Work to complete: Pictures in the records are to be excluded from an otherwise exact copy.
Data provided START
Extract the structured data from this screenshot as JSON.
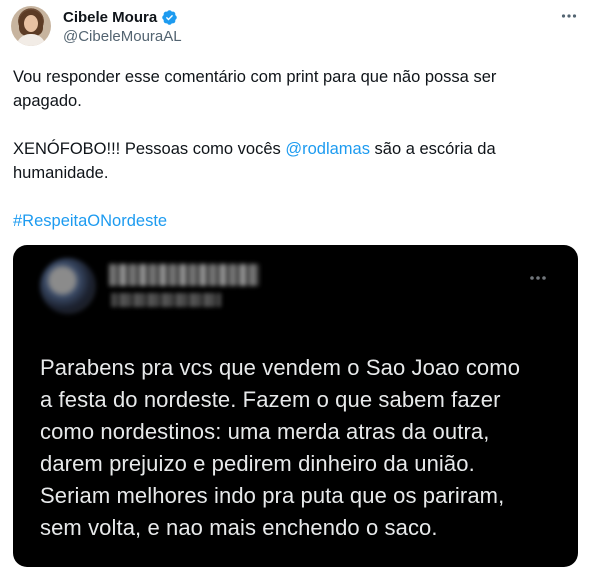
{
  "author": {
    "display_name": "Cibele Moura",
    "handle": "@CibeleMouraAL",
    "verified": true
  },
  "tweet": {
    "lines": [
      "Vou responder esse comentário com print para que não possa ser",
      "apagado."
    ],
    "line3_before": "XENÓFOBO!!! Pessoas como vocês ",
    "mention": "@rodlamas",
    "line3_after": " são a escória da",
    "line4": "humanidade.",
    "hashtag": "#RespeitaONordeste"
  },
  "screenshot": {
    "theme": "dark",
    "author_blurred": true,
    "lines": [
      "Parabens pra vcs que vendem o Sao Joao como",
      "a festa do nordeste. Fazem o que sabem fazer",
      "como nordestinos: uma merda atras da outra,",
      "darem prejuizo e pedirem dinheiro da união.",
      "Seriam melhores indo pra puta que os pariram,",
      "sem volta, e nao mais enchendo o saco."
    ]
  },
  "colors": {
    "link": "#1d9bf0",
    "text": "#0f1419",
    "muted": "#536471",
    "card_bg": "#000000",
    "card_text": "#e7e9ea"
  },
  "icons": {
    "verified": "verified-badge-icon",
    "more": "more-options-icon"
  }
}
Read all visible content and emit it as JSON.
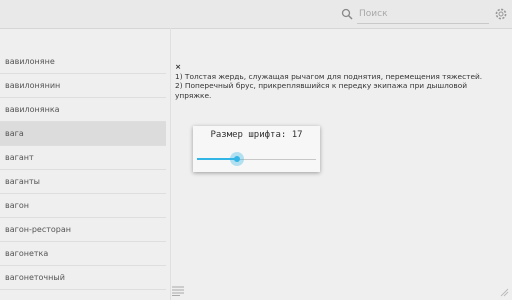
{
  "header": {
    "search_placeholder": "Поиск",
    "search_value": ""
  },
  "word_list": {
    "items": [
      "вавилоняне",
      "вавилонянин",
      "вавилонянка",
      "вага",
      "вагант",
      "ваганты",
      "вагон",
      "вагон-ресторан",
      "вагонетка",
      "вагонеточный"
    ],
    "selected_index": 3
  },
  "definition": {
    "headword": "×",
    "lines": [
      "1) Толстая жердь, служащая рычагом для поднятия, перемещения тяжестей.",
      "2) Поперечный брус, прикреплявшийся к передку экипажа при дышловой упряжке."
    ]
  },
  "font_dialog": {
    "label": "Размер шрифта: 17",
    "slider_fraction": 0.34
  },
  "colors": {
    "accent": "#33b5e5",
    "background": "#efefef",
    "selected_row": "#dcdcdc"
  },
  "icons": {
    "search": "search-icon",
    "settings": "gear-icon",
    "list": "list-icon",
    "resize": "resize-icon"
  }
}
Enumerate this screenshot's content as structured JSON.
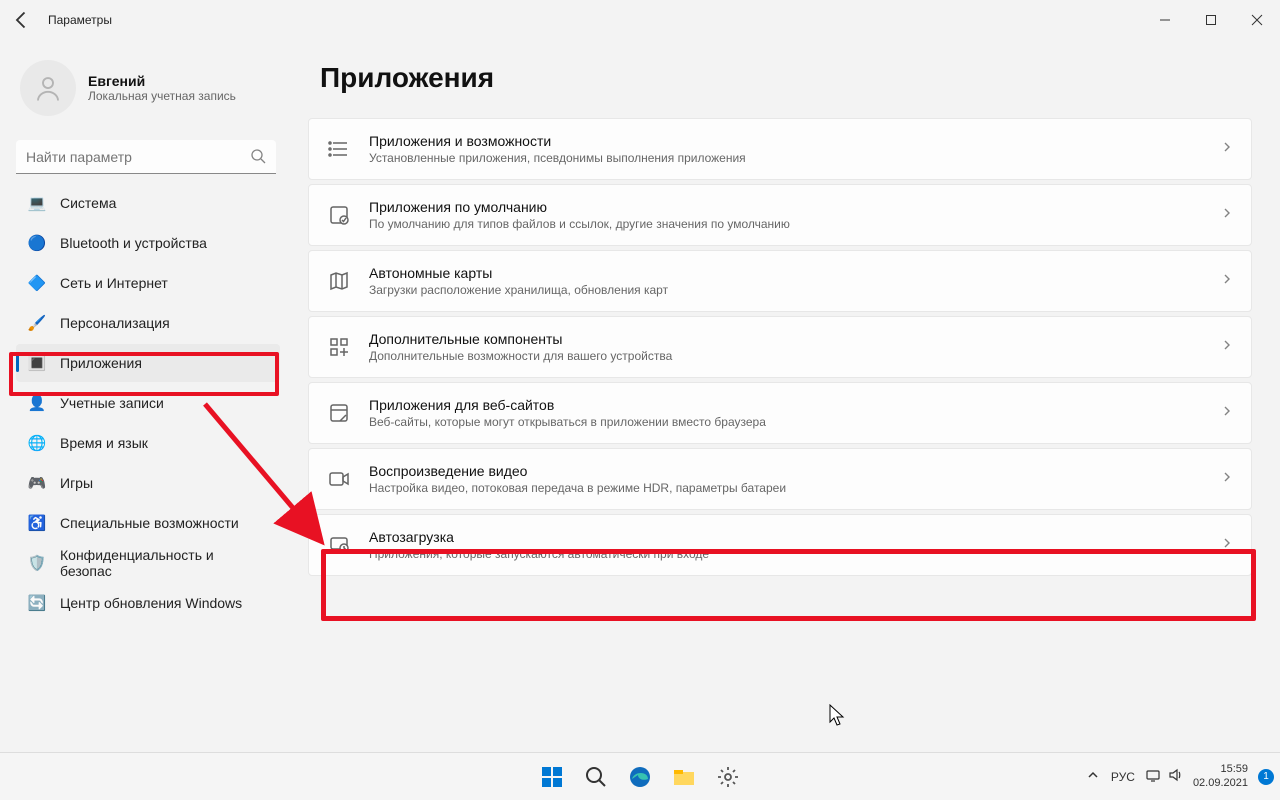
{
  "window": {
    "title": "Параметры"
  },
  "profile": {
    "name": "Евгений",
    "type": "Локальная учетная запись"
  },
  "search": {
    "placeholder": "Найти параметр"
  },
  "sidebar": {
    "items": [
      {
        "label": "Система",
        "icon": "💻",
        "selected": false
      },
      {
        "label": "Bluetooth и устройства",
        "icon": "🔵",
        "selected": false
      },
      {
        "label": "Сеть и Интернет",
        "icon": "🔷",
        "selected": false
      },
      {
        "label": "Персонализация",
        "icon": "🖌️",
        "selected": false
      },
      {
        "label": "Приложения",
        "icon": "🔳",
        "selected": true
      },
      {
        "label": "Учетные записи",
        "icon": "👤",
        "selected": false
      },
      {
        "label": "Время и язык",
        "icon": "🌐",
        "selected": false
      },
      {
        "label": "Игры",
        "icon": "🎮",
        "selected": false
      },
      {
        "label": "Специальные возможности",
        "icon": "♿",
        "selected": false
      },
      {
        "label": "Конфиденциальность и безопас",
        "icon": "🛡️",
        "selected": false
      },
      {
        "label": "Центр обновления Windows",
        "icon": "🔄",
        "selected": false
      }
    ]
  },
  "main": {
    "title": "Приложения",
    "rows": [
      {
        "title": "Приложения и возможности",
        "desc": "Установленные приложения, псевдонимы выполнения приложения",
        "icon": "list"
      },
      {
        "title": "Приложения по умолчанию",
        "desc": "По умолчанию для типов файлов и ссылок, другие значения по умолчанию",
        "icon": "default"
      },
      {
        "title": "Автономные карты",
        "desc": "Загрузки расположение хранилища, обновления карт",
        "icon": "map"
      },
      {
        "title": "Дополнительные компоненты",
        "desc": "Дополнительные возможности для вашего устройства",
        "icon": "plus"
      },
      {
        "title": "Приложения для веб-сайтов",
        "desc": "Веб-сайты, которые могут открываться в приложении вместо браузера",
        "icon": "web"
      },
      {
        "title": "Воспроизведение видео",
        "desc": "Настройка видео, потоковая передача в режиме HDR, параметры батареи",
        "icon": "video"
      },
      {
        "title": "Автозагрузка",
        "desc": "Приложения, которые запускаются автоматически при входе",
        "icon": "startup"
      }
    ]
  },
  "taskbar": {
    "lang": "РУС",
    "time": "15:59",
    "date": "02.09.2021",
    "notify_count": "1"
  },
  "annotations": {
    "arrow_color": "#e81123",
    "box_color": "#e81123"
  }
}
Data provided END
Solution for this exercise:
Extract the structured data from this screenshot as JSON.
{
  "author": {
    "display_name": "Cibele Moura",
    "handle": "@CibeleMouraAL",
    "verified": true
  },
  "tweet": {
    "lines": [
      "Vou responder esse comentário com print para que não possa ser",
      "apagado."
    ],
    "line3_before": "XENÓFOBO!!! Pessoas como vocês ",
    "mention": "@rodlamas",
    "line3_after": " são a escória da",
    "line4": "humanidade.",
    "hashtag": "#RespeitaONordeste"
  },
  "screenshot": {
    "theme": "dark",
    "author_blurred": true,
    "lines": [
      "Parabens pra vcs que vendem o Sao Joao como",
      "a festa do nordeste. Fazem o que sabem fazer",
      "como nordestinos: uma merda atras da outra,",
      "darem prejuizo e pedirem dinheiro da união.",
      "Seriam melhores indo pra puta que os pariram,",
      "sem volta, e nao mais enchendo o saco."
    ]
  },
  "colors": {
    "link": "#1d9bf0",
    "text": "#0f1419",
    "muted": "#536471",
    "card_bg": "#000000",
    "card_text": "#e7e9ea"
  },
  "icons": {
    "verified": "verified-badge-icon",
    "more": "more-options-icon"
  }
}
Read all visible content and emit it as JSON.
{
  "header": {
    "search_placeholder": "Поиск",
    "search_value": ""
  },
  "word_list": {
    "items": [
      "вавилоняне",
      "вавилонянин",
      "вавилонянка",
      "вага",
      "вагант",
      "ваганты",
      "вагон",
      "вагон-ресторан",
      "вагонетка",
      "вагонеточный"
    ],
    "selected_index": 3
  },
  "definition": {
    "headword": "×",
    "lines": [
      "1) Толстая жердь, служащая рычагом для поднятия, перемещения тяжестей.",
      "2) Поперечный брус, прикреплявшийся к передку экипажа при дышловой упряжке."
    ]
  },
  "font_dialog": {
    "label": "Размер шрифта: 17",
    "slider_fraction": 0.34
  },
  "colors": {
    "accent": "#33b5e5",
    "background": "#efefef",
    "selected_row": "#dcdcdc"
  },
  "icons": {
    "search": "search-icon",
    "settings": "gear-icon",
    "list": "list-icon",
    "resize": "resize-icon"
  }
}
Enumerate this screenshot's content as structured JSON.
{
  "window": {
    "title": "Параметры"
  },
  "profile": {
    "name": "Евгений",
    "type": "Локальная учетная запись"
  },
  "search": {
    "placeholder": "Найти параметр"
  },
  "sidebar": {
    "items": [
      {
        "label": "Система",
        "icon": "💻",
        "selected": false
      },
      {
        "label": "Bluetooth и устройства",
        "icon": "🔵",
        "selected": false
      },
      {
        "label": "Сеть и Интернет",
        "icon": "🔷",
        "selected": false
      },
      {
        "label": "Персонализация",
        "icon": "🖌️",
        "selected": false
      },
      {
        "label": "Приложения",
        "icon": "🔳",
        "selected": true
      },
      {
        "label": "Учетные записи",
        "icon": "👤",
        "selected": false
      },
      {
        "label": "Время и язык",
        "icon": "🌐",
        "selected": false
      },
      {
        "label": "Игры",
        "icon": "🎮",
        "selected": false
      },
      {
        "label": "Специальные возможности",
        "icon": "♿",
        "selected": false
      },
      {
        "label": "Конфиденциальность и безопас",
        "icon": "🛡️",
        "selected": false
      },
      {
        "label": "Центр обновления Windows",
        "icon": "🔄",
        "selected": false
      }
    ]
  },
  "main": {
    "title": "Приложения",
    "rows": [
      {
        "title": "Приложения и возможности",
        "desc": "Установленные приложения, псевдонимы выполнения приложения",
        "icon": "list"
      },
      {
        "title": "Приложения по умолчанию",
        "desc": "По умолчанию для типов файлов и ссылок, другие значения по умолчанию",
        "icon": "default"
      },
      {
        "title": "Автономные карты",
        "desc": "Загрузки расположение хранилища, обновления карт",
        "icon": "map"
      },
      {
        "title": "Дополнительные компоненты",
        "desc": "Дополнительные возможности для вашего устройства",
        "icon": "plus"
      },
      {
        "title": "Приложения для веб-сайтов",
        "desc": "Веб-сайты, которые могут открываться в приложении вместо браузера",
        "icon": "web"
      },
      {
        "title": "Воспроизведение видео",
        "desc": "Настройка видео, потоковая передача в режиме HDR, параметры батареи",
        "icon": "video"
      },
      {
        "title": "Автозагрузка",
        "desc": "Приложения, которые запускаются автоматически при входе",
        "icon": "startup"
      }
    ]
  },
  "taskbar": {
    "lang": "РУС",
    "time": "15:59",
    "date": "02.09.2021",
    "notify_count": "1"
  },
  "annotations": {
    "arrow_color": "#e81123",
    "box_color": "#e81123"
  }
}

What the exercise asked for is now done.